Melaka has all the necessary components for a melting pot of history and culture thanks to the influence of the Portuguese, Dutch, English, early Chinese, and locals. A Straits Chinese or Peranakan community known as “Baba Nyonya,” which is still present and exclusive to Melaka, was created due to intermarriage between the indigenous Malays and the Chinese traders in the fifteenth century. This heritage of cultural and historical medley can be seen in religious buildings, streets, markets and even food.

Photo Credit: Aaron Lee on Unsplash

On the other hand, culture seekers go to George Town in quest of the many still-existing, century-old streets that crisscross the town and are dotted with intricately restored colonial shop facades. The public has always been motivated by conservation since it fosters economic activity and guarantees that the town will continue to be a treasure.

  • Go on a historical tour in Melaka with lunch provided by clicking here.
  • Experience George Town through a heritage tour by clicking here.

4) Lenggong Valley, Perak

Photo Credit: lokalocal

The latest one added to the UNESCO list in 2012, Lenggong Valley contains two clusters of archaeological sites that cover one of the longest culture sequences in a single locality in the world.

This exceptional Palaeolithic site, which spans 399 hectares and is located along the Perak River valley, is thought to be dated back 2 million years ago and is the oldest place outside of Africa where early humans have been discovered in a single region. Perak Man, discovered in one of the caves, is the oldest and most complete human skeleton in the region and was dated to be about 10 000 years old.

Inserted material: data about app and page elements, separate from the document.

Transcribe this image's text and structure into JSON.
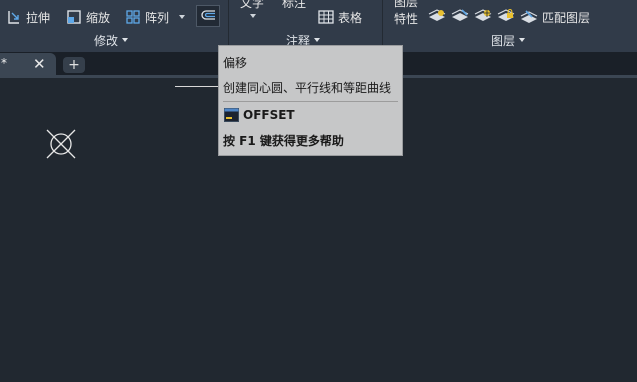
{
  "ribbon": {
    "modify": {
      "stretch_label": "拉伸",
      "scale_label": "缩放",
      "array_label": "阵列",
      "panel_title": "修改"
    },
    "annotation": {
      "text_label": "文字",
      "dimension_label": "标注",
      "table_label": "表格",
      "panel_title": "注释"
    },
    "layers": {
      "properties_label_line1": "图层",
      "properties_label_line2": "特性",
      "match_label": "匹配图层",
      "panel_title": "图层"
    }
  },
  "tabs": {
    "document_tab_label": "*",
    "close_glyph": "✕",
    "add_glyph": "+"
  },
  "tooltip": {
    "title": "偏移",
    "description": "创建同心圆、平行线和等距曲线",
    "command": "OFFSET",
    "help": "按 F1 键获得更多帮助"
  },
  "colors": {
    "ribbon_bg": "#313b49",
    "canvas_bg": "#212830",
    "tooltip_bg": "#c6c7c8",
    "accent_blue": "#5fa8e8",
    "bulb_yellow": "#e8c030"
  }
}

  • Enjoy a day tour to Kuala Kangsar & Lenggong Valley by clicking here.

Feature Photo Credit: Sandip Roy on Unsplash, zodebala, T RR on Unsplash, Ling Tang on Unsplash